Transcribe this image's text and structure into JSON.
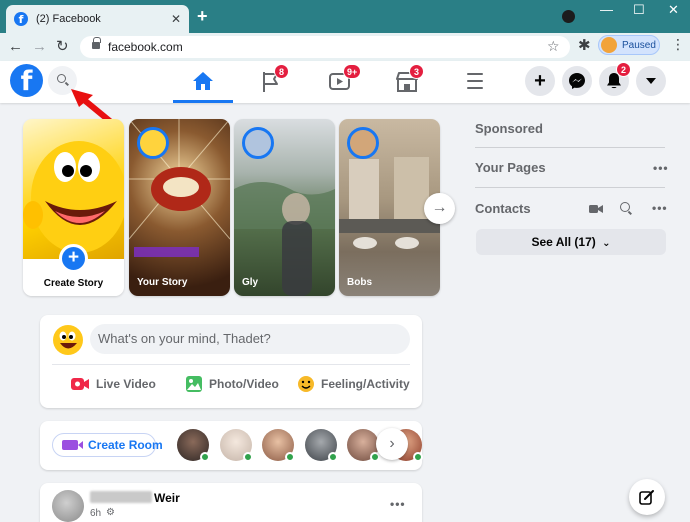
{
  "browser": {
    "tab_title": "(2) Facebook",
    "tab_close": "✕",
    "new_tab": "+",
    "url": "facebook.com",
    "profile_status": "Paused",
    "min": "—",
    "max": "☐",
    "close": "✕"
  },
  "header": {
    "logo_letter": "f",
    "nav_badges": {
      "flag": "8",
      "watch": "9+",
      "market": "3"
    },
    "notifications_badge": "2"
  },
  "stories": {
    "create_label": "Create Story",
    "items": [
      {
        "name": "Your Story",
        "bg": "#5a3520"
      },
      {
        "name": "Gly",
        "bg": "#6f8a6a"
      },
      {
        "name": "Bobs",
        "bg": "#8b7f6e"
      }
    ],
    "next": "→"
  },
  "composer": {
    "placeholder": "What's on your mind, Thadet?",
    "live_video": "Live Video",
    "photo_video": "Photo/Video",
    "feeling": "Feeling/Activity"
  },
  "rooms": {
    "create_room": "Create Room",
    "next": "›"
  },
  "post": {
    "author_suffix": "Weir",
    "time": "6h",
    "menu": "•••"
  },
  "right": {
    "sponsored": "Sponsored",
    "your_pages": "Your Pages",
    "contacts": "Contacts",
    "see_all": "See All (17)",
    "dots": "•••"
  },
  "colors": {
    "fb_blue": "#1877f2",
    "badge_red": "#e41e3f",
    "chrome_teal": "#2a7f86"
  }
}
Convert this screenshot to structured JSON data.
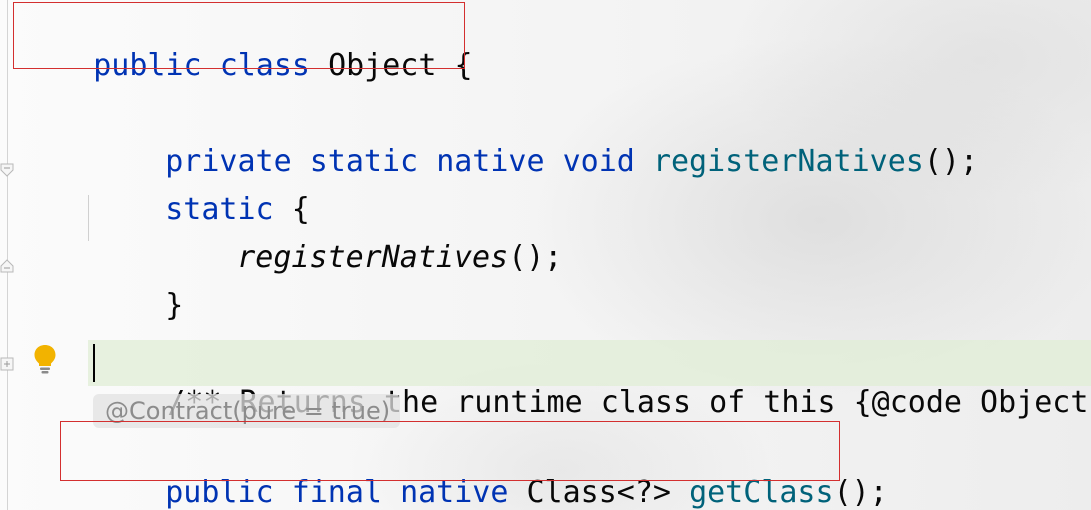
{
  "code": {
    "line_class_decl": {
      "kw1": "public",
      "kw2": "class",
      "name": "Object",
      "brace": "{"
    },
    "line_register": {
      "kw1": "private",
      "kw2": "static",
      "kw3": "native",
      "kw4": "void",
      "fn": "registerNatives",
      "tail": "();"
    },
    "line_static": {
      "kw": "static",
      "brace": "{"
    },
    "line_call": {
      "fn": "registerNatives",
      "tail": "();"
    },
    "line_close": {
      "brace": "}"
    },
    "line_doc": {
      "text": "/** Returns the runtime class of this {@code Object}. Th"
    },
    "annotation": {
      "text": "@Contract(pure = true)"
    },
    "line_getclass": {
      "kw1": "public",
      "kw2": "final",
      "kw3": "native",
      "type": "Class<?>",
      "fn": "getClass",
      "tail": "();"
    }
  },
  "icons": {
    "intention": "lightbulb-icon",
    "fold": "fold-marker-icon"
  },
  "colors": {
    "keyword": "#0033b3",
    "method": "#00627a",
    "text": "#080808",
    "annotation_hint": "#8c8c8c",
    "highlight_border": "#d32f2f",
    "doc_background": "#e0eed6",
    "lightbulb": "#f2b300"
  }
}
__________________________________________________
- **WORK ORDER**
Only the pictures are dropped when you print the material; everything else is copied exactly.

- **SOLUTION**
Transcribe this image's text and structure into JSON.
{
  "browser": {
    "tab_title": "(2) Facebook",
    "tab_close": "✕",
    "new_tab": "+",
    "url": "facebook.com",
    "profile_status": "Paused",
    "min": "—",
    "max": "☐",
    "close": "✕"
  },
  "header": {
    "logo_letter": "f",
    "nav_badges": {
      "flag": "8",
      "watch": "9+",
      "market": "3"
    },
    "notifications_badge": "2"
  },
  "stories": {
    "create_label": "Create Story",
    "items": [
      {
        "name": "Your Story",
        "bg": "#5a3520"
      },
      {
        "name": "Gly",
        "bg": "#6f8a6a"
      },
      {
        "name": "Bobs",
        "bg": "#8b7f6e"
      }
    ],
    "next": "→"
  },
  "composer": {
    "placeholder": "What's on your mind, Thadet?",
    "live_video": "Live Video",
    "photo_video": "Photo/Video",
    "feeling": "Feeling/Activity"
  },
  "rooms": {
    "create_room": "Create Room",
    "next": "›"
  },
  "post": {
    "author_suffix": "Weir",
    "time": "6h",
    "menu": "•••"
  },
  "right": {
    "sponsored": "Sponsored",
    "your_pages": "Your Pages",
    "contacts": "Contacts",
    "see_all": "See All (17)",
    "dots": "•••"
  },
  "colors": {
    "fb_blue": "#1877f2",
    "badge_red": "#e41e3f",
    "chrome_teal": "#2a7f86"
  }
}
Convert this screenshot to structured JSON data.
{
  "code": {
    "line_class_decl": {
      "kw1": "public",
      "kw2": "class",
      "name": "Object",
      "brace": "{"
    },
    "line_register": {
      "kw1": "private",
      "kw2": "static",
      "kw3": "native",
      "kw4": "void",
      "fn": "registerNatives",
      "tail": "();"
    },
    "line_static": {
      "kw": "static",
      "brace": "{"
    },
    "line_call": {
      "fn": "registerNatives",
      "tail": "();"
    },
    "line_close": {
      "brace": "}"
    },
    "line_doc": {
      "text": "/** Returns the runtime class of this {@code Object}. Th"
    },
    "annotation": {
      "text": "@Contract(pure = true)"
    },
    "line_getclass": {
      "kw1": "public",
      "kw2": "final",
      "kw3": "native",
      "type": "Class<?>",
      "fn": "getClass",
      "tail": "();"
    }
  },
  "icons": {
    "intention": "lightbulb-icon",
    "fold": "fold-marker-icon"
  },
  "colors": {
    "keyword": "#0033b3",
    "method": "#00627a",
    "text": "#080808",
    "annotation_hint": "#8c8c8c",
    "highlight_border": "#d32f2f",
    "doc_background": "#e0eed6",
    "lightbulb": "#f2b300"
  }
}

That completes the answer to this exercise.